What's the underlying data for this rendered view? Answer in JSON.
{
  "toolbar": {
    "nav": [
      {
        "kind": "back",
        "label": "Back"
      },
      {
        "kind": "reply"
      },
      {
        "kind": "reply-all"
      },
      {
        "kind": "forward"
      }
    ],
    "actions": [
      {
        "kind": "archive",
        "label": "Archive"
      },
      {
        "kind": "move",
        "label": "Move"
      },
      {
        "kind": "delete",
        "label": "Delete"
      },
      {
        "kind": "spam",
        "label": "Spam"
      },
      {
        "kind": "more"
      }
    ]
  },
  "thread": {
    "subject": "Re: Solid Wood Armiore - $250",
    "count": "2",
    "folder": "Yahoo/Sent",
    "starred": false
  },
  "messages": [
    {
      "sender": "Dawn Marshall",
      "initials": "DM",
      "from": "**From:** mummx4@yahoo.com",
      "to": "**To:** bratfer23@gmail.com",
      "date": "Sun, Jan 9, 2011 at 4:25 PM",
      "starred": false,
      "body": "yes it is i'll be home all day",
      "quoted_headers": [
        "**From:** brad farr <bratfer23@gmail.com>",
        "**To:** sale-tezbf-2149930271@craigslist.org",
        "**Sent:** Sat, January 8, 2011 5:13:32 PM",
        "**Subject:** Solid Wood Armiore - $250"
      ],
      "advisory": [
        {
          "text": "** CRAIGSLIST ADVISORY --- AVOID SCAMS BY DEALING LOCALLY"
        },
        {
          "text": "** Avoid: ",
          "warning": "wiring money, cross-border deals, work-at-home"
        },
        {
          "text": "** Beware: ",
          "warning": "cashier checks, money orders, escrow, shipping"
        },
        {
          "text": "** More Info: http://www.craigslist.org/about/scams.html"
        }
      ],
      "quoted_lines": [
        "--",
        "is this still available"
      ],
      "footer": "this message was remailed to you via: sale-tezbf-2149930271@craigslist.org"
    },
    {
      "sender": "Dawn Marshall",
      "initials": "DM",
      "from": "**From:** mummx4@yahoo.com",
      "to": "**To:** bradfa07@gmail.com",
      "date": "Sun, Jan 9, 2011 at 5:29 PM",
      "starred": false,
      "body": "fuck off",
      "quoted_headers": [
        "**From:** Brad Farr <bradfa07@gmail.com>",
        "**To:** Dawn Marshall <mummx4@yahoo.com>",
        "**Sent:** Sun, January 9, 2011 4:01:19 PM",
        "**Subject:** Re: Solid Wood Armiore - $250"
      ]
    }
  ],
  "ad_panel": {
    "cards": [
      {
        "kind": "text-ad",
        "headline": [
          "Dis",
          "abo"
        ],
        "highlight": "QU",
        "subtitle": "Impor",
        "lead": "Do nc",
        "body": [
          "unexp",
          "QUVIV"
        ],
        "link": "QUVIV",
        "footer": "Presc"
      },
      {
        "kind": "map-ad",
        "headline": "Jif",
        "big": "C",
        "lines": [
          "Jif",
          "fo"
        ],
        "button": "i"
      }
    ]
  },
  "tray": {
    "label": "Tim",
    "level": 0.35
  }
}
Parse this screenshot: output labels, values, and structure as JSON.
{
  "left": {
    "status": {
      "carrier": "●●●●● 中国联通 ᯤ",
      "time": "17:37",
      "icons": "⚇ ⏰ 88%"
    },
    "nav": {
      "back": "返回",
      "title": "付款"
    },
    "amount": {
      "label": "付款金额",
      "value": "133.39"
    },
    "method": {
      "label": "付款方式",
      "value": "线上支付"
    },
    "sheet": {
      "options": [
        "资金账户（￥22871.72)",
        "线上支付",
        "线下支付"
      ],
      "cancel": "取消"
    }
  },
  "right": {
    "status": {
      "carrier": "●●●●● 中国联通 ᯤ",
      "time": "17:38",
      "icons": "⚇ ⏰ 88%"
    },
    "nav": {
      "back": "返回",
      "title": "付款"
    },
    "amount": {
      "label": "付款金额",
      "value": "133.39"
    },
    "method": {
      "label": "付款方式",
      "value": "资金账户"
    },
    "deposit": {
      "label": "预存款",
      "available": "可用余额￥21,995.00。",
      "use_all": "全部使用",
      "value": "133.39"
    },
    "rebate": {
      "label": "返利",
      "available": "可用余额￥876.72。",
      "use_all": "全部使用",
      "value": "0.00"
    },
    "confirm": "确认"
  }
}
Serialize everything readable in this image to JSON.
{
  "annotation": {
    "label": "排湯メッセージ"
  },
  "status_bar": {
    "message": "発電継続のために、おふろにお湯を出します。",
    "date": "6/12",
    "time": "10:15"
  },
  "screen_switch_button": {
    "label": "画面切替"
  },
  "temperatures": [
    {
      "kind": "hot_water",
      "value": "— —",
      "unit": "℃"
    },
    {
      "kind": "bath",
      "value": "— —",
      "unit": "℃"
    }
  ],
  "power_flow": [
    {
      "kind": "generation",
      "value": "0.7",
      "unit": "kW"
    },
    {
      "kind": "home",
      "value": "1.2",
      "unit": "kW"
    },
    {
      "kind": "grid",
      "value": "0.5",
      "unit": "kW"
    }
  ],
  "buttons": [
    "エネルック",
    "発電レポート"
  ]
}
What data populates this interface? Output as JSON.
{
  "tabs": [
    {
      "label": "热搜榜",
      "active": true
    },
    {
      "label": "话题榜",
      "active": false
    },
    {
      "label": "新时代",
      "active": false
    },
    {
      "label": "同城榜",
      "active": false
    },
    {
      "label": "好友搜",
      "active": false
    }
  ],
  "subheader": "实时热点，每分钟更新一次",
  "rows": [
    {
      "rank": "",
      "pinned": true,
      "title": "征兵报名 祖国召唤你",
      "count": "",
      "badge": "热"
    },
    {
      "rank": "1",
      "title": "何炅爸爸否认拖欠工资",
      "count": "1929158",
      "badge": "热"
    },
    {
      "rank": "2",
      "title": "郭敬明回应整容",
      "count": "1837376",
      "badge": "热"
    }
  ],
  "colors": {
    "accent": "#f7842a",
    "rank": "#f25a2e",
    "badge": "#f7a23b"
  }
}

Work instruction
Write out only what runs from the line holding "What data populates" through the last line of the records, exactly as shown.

Written solution
What data populates this interface? Output as JSON.
{
  "tabs": [
    {
      "label": "热搜榜",
      "active": true
    },
    {
      "label": "话题榜",
      "active": false
    },
    {
      "label": "新时代",
      "active": false
    },
    {
      "label": "同城榜",
      "active": false
    },
    {
      "label": "好友搜",
      "active": false
    }
  ],
  "subheader": "实时热点，每分钟更新一次",
  "rows": [
    {
      "rank": "",
      "pinned": true,
      "title": "征兵报名 祖国召唤你",
      "count": "",
      "badge": "热"
    },
    {
      "rank": "1",
      "title": "何炅爸爸否认拖欠工资",
      "count": "1929158",
      "badge": "热"
    },
    {
      "rank": "2",
      "title": "郭敬明回应整容",
      "count": "1837376",
      "badge": "热"
    }
  ],
  "colors": {
    "accent": "#f7842a",
    "rank": "#f25a2e",
    "badge": "#f7a23b"
  }
}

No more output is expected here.